To conclude, we found that the coexistence of diabetes and depression after MI is related to increased mortality, beyond the effect on mortality of diabetes and depression alone in MI patients.
DepreMI was funded by a grant from the Netherlands Organization of Scientific Research (Zon MW, 904-57-100). MIND-IT was supported by a grant from the Netherlands Heart Foundation (97.016). MIND-IT received educational grants from Organon (Oss, the Netherlands) and Lundbeck (Amsterdam, the Netherlands).
The funding organizations had no role in the design and conduct of the study; collection, management, analysis, and interpretation of the data; or preparation, review, and approval of the manuscript.
No potential conflicts of interest relevant to this article were reported.
M.B. researched data and wrote the manuscript. F.P. contributed to discussion and reviewed and edited the manuscript. M.Z. researched data, contributed to discussion, and reviewed and edited the manuscript. J.P.v.M. and P.d.J. acquired data, contributed to discussion, and reviewed and edited the manuscript.
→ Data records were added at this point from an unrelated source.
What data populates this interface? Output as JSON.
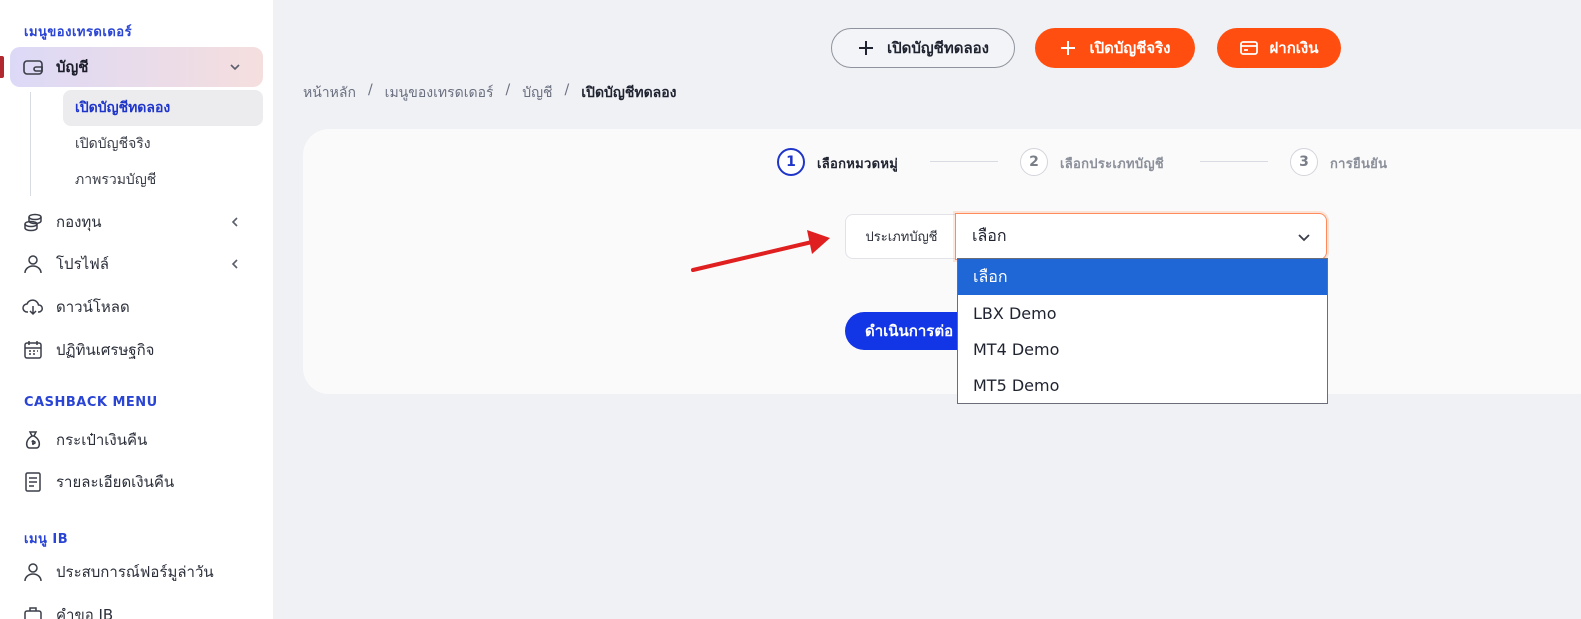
{
  "sidebar": {
    "trader_menu_title": "เมนูของเทรดเดอร์",
    "account": "บัญชี",
    "sub_items": [
      "เปิดบัญชีทดลอง",
      "เปิดบัญชีจริง",
      "ภาพรวมบัญชี"
    ],
    "funds": "กองทุน",
    "profile": "โปรไฟล์",
    "download": "ดาวน์โหลด",
    "calendar": "ปฏิทินเศรษฐกิจ",
    "cashback_title": "CASHBACK MENU",
    "cashback_wallet": "กระเป๋าเงินคืน",
    "cashback_details": "รายละเอียดเงินคืน",
    "ib_title": "เมนู IB",
    "ib_experience": "ประสบการณ์ฟอร์มูล่าวัน",
    "ib_request": "คำขอ IB"
  },
  "header": {
    "open_demo": "เปิดบัญชีทดลอง",
    "open_real": "เปิดบัญชีจริง",
    "deposit": "ฝากเงิน"
  },
  "breadcrumb": [
    "หน้าหลัก",
    "เมนูของเทรดเดอร์",
    "บัญชี",
    "เปิดบัญชีทดลอง"
  ],
  "steps": [
    {
      "num": "1",
      "label": "เลือกหมวดหมู่"
    },
    {
      "num": "2",
      "label": "เลือกประเภทบัญชี"
    },
    {
      "num": "3",
      "label": "การยืนยัน"
    }
  ],
  "form": {
    "label": "ประเภทบัญชี",
    "selected": "เลือก",
    "options": [
      "เลือก",
      "LBX Demo",
      "MT4 Demo",
      "MT5 Demo"
    ],
    "continue": "ดำเนินการต่อ"
  },
  "colors": {
    "accent_blue": "#1236e6",
    "accent_orange": "#ff4e0f",
    "arrow_red": "#e02020"
  }
}
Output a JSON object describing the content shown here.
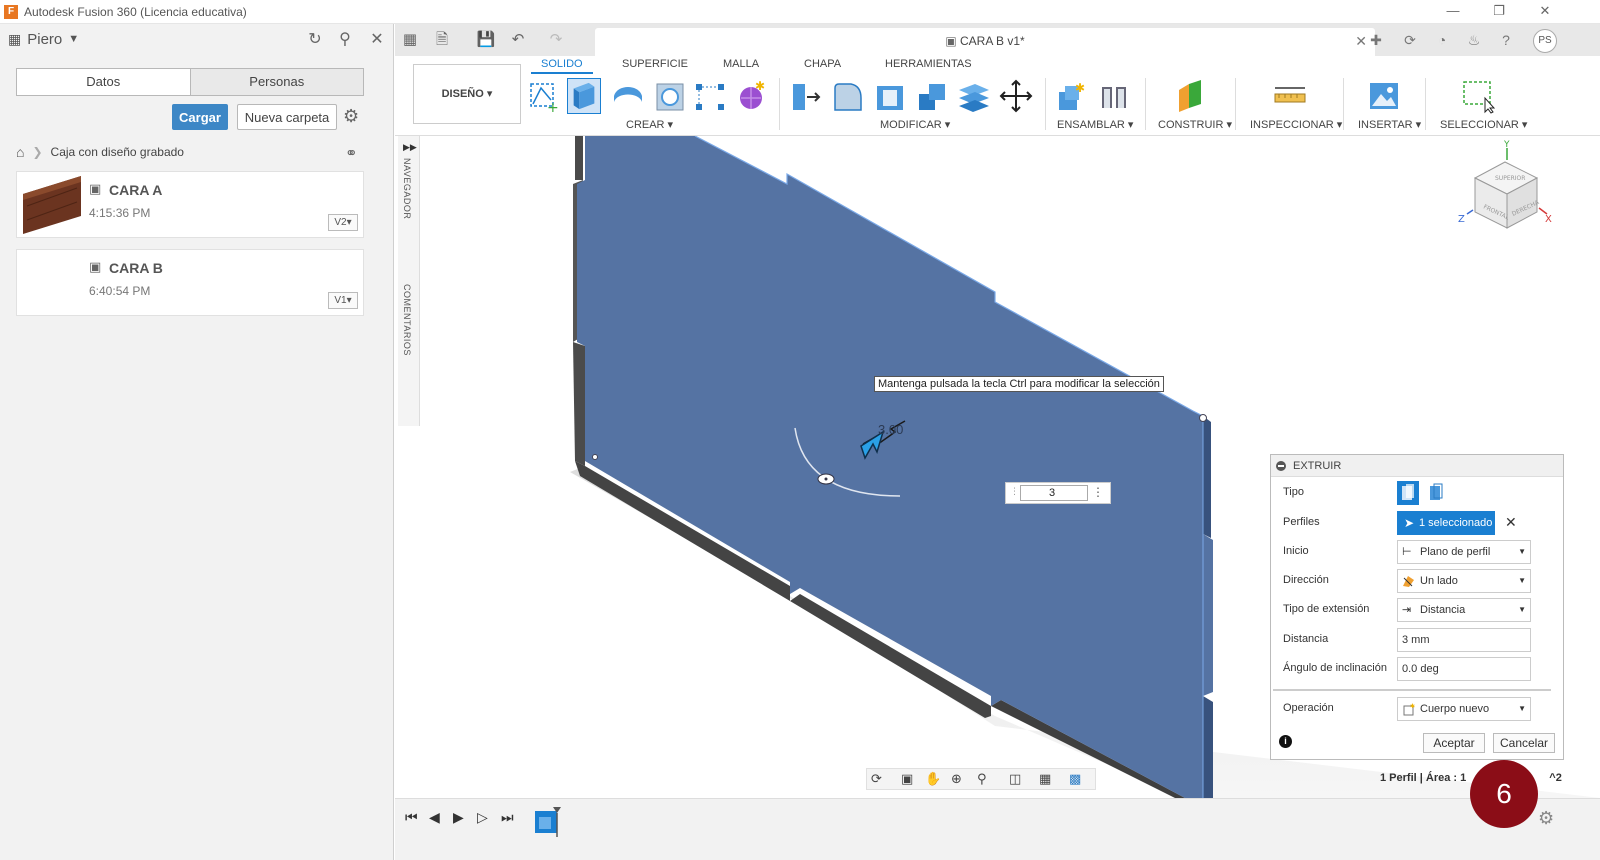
{
  "window": {
    "title": "Autodesk Fusion 360 (Licencia educativa)"
  },
  "data_panel": {
    "user": "Piero",
    "tabs": {
      "datos": "Datos",
      "personas": "Personas"
    },
    "buttons": {
      "cargar": "Cargar",
      "nueva_carpeta": "Nueva carpeta"
    },
    "breadcrumb": "Caja con diseño grabado",
    "files": [
      {
        "name": "CARA A",
        "time": "4:15:36 PM",
        "version": "V2▾"
      },
      {
        "name": "CARA B",
        "time": "6:40:54 PM",
        "version": "V1▾"
      }
    ]
  },
  "document": {
    "tab_title": "CARA B v1*"
  },
  "ribbon": {
    "design": "DISEÑO ▾",
    "tabs": [
      "SOLIDO",
      "SUPERFICIE",
      "MALLA",
      "CHAPA",
      "HERRAMIENTAS"
    ],
    "groups": {
      "crear": "CREAR ▾",
      "modificar": "MODIFICAR ▾",
      "ensamblar": "ENSAMBLAR ▾",
      "construir": "CONSTRUIR ▾",
      "inspeccionar": "INSPECCIONAR ▾",
      "insertar": "INSERTAR ▾",
      "seleccionar": "SELECCIONAR ▾"
    }
  },
  "side_strip": {
    "navegador": "NAVEGADOR",
    "comentarios": "COMENTARIOS"
  },
  "viewcube": {
    "top": "SUPERIOR",
    "front": "FRONTAL",
    "right": "DERECHA",
    "axis_x": "X",
    "axis_y": "Y",
    "axis_z": "Z"
  },
  "canvas": {
    "tooltip": "Mantenga pulsada la tecla Ctrl para modificar la selección",
    "dimension": "3.00",
    "input_value": "3"
  },
  "extrude_panel": {
    "title": "EXTRUIR",
    "labels": {
      "tipo": "Tipo",
      "perfiles": "Perfiles",
      "inicio": "Inicio",
      "direccion": "Dirección",
      "tipo_extension": "Tipo de extensión",
      "distancia": "Distancia",
      "angulo": "Ángulo de inclinación",
      "operacion": "Operación"
    },
    "values": {
      "perfiles": "1 seleccionado",
      "inicio": "Plano de perfil",
      "direccion": "Un lado",
      "tipo_extension": "Distancia",
      "distancia": "3 mm",
      "angulo": "0.0 deg",
      "operacion": "Cuerpo nuevo"
    },
    "buttons": {
      "aceptar": "Aceptar",
      "cancelar": "Cancelar"
    }
  },
  "status": {
    "text": "1 Perfil | Área : 1",
    "suffix": "^2"
  },
  "badge": "6",
  "colors": {
    "accent": "#1a7fd1",
    "body": "#5573a3",
    "badge": "#8b0d17",
    "cargar": "#3d87c6"
  }
}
M.B. is the guarantor of this work and, as such, had full access to all the data in the study and takes responsibility for the integrity of the data and the accuracy of the data analysis.
Parts of this study were presented in abstract form at the 71st Scientific Sessions of the American Diabetes Association, San Diego, California, 24–28 June 2011.
The authors would like to thank the participants of DepreMI and MIND-IT.